**ABOUT THIS EXERCISE**.
The reply should be an exact repeat of the listing, with no pictures in it.

-- SOURCE DATA follows --

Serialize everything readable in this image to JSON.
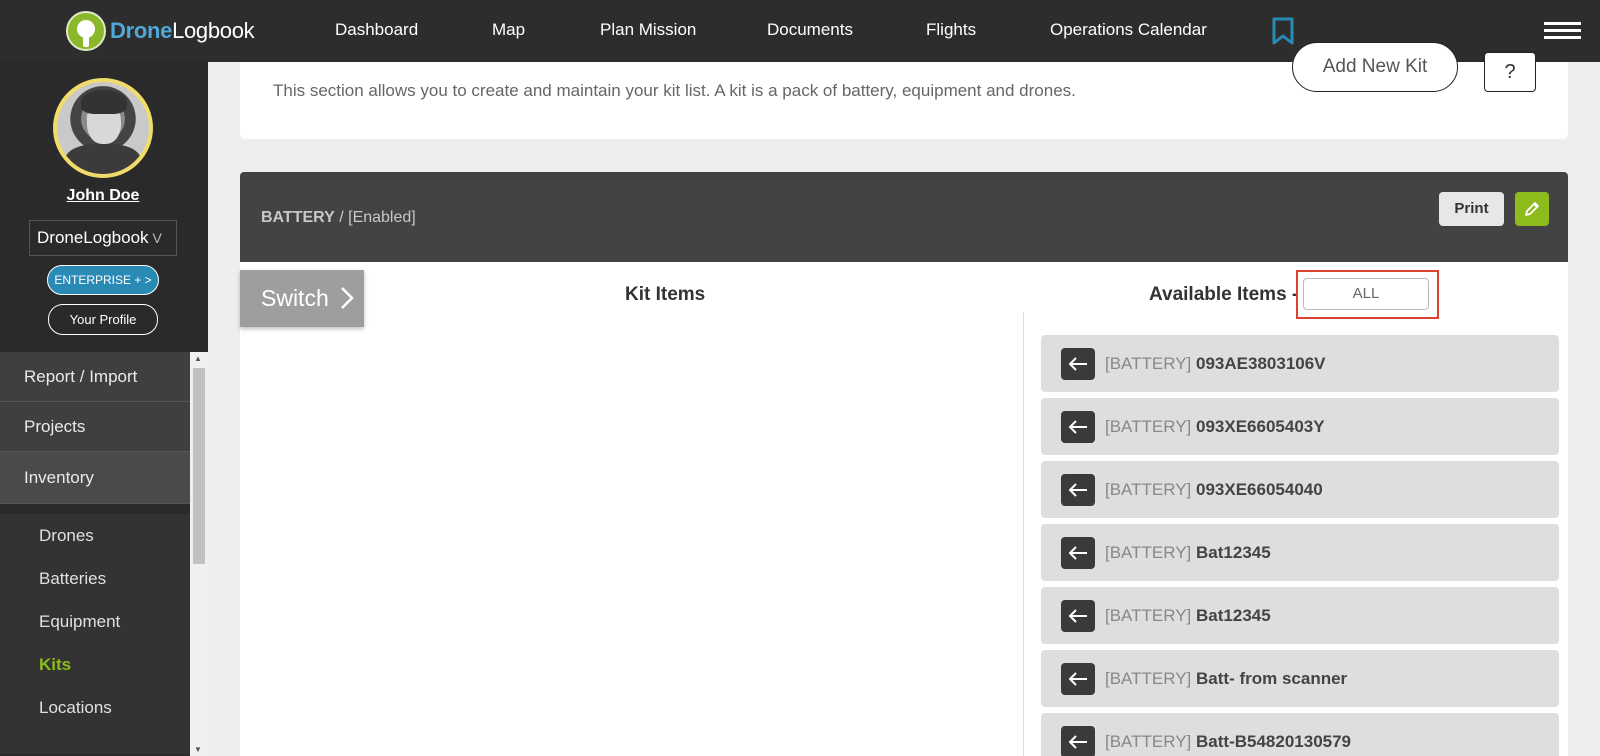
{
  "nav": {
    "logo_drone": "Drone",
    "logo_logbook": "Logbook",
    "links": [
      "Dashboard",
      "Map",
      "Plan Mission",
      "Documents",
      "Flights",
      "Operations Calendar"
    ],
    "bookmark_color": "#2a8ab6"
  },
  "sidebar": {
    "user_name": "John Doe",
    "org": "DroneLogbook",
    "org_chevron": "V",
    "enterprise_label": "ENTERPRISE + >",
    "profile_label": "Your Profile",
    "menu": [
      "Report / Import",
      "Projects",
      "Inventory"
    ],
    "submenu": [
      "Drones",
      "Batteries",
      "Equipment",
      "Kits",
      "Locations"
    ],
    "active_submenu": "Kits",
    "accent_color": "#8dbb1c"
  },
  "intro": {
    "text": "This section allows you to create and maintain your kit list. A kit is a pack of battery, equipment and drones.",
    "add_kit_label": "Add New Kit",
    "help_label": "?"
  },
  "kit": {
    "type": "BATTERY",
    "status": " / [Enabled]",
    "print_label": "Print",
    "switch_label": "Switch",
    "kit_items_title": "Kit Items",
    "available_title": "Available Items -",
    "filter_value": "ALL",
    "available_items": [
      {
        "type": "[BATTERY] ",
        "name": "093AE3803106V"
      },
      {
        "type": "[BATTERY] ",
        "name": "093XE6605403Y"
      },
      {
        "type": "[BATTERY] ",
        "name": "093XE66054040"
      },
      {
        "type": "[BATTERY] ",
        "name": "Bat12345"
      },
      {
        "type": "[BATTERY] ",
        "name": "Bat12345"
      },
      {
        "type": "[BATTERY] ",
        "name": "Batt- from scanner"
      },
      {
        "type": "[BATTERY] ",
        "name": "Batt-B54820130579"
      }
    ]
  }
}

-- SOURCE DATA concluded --

**COMPLETED TASK**.
Serialize everything readable in this image to JSON.
{
  "nav": {
    "logo_drone": "Drone",
    "logo_logbook": "Logbook",
    "links": [
      "Dashboard",
      "Map",
      "Plan Mission",
      "Documents",
      "Flights",
      "Operations Calendar"
    ],
    "bookmark_color": "#2a8ab6"
  },
  "sidebar": {
    "user_name": "John Doe",
    "org": "DroneLogbook",
    "org_chevron": "V",
    "enterprise_label": "ENTERPRISE + >",
    "profile_label": "Your Profile",
    "menu": [
      "Report / Import",
      "Projects",
      "Inventory"
    ],
    "submenu": [
      "Drones",
      "Batteries",
      "Equipment",
      "Kits",
      "Locations"
    ],
    "active_submenu": "Kits",
    "accent_color": "#8dbb1c"
  },
  "intro": {
    "text": "This section allows you to create and maintain your kit list. A kit is a pack of battery, equipment and drones.",
    "add_kit_label": "Add New Kit",
    "help_label": "?"
  },
  "kit": {
    "type": "BATTERY",
    "status": " / [Enabled]",
    "print_label": "Print",
    "switch_label": "Switch",
    "kit_items_title": "Kit Items",
    "available_title": "Available Items -",
    "filter_value": "ALL",
    "available_items": [
      {
        "type": "[BATTERY] ",
        "name": "093AE3803106V"
      },
      {
        "type": "[BATTERY] ",
        "name": "093XE6605403Y"
      },
      {
        "type": "[BATTERY] ",
        "name": "093XE66054040"
      },
      {
        "type": "[BATTERY] ",
        "name": "Bat12345"
      },
      {
        "type": "[BATTERY] ",
        "name": "Bat12345"
      },
      {
        "type": "[BATTERY] ",
        "name": "Batt- from scanner"
      },
      {
        "type": "[BATTERY] ",
        "name": "Batt-B54820130579"
      }
    ]
  }
}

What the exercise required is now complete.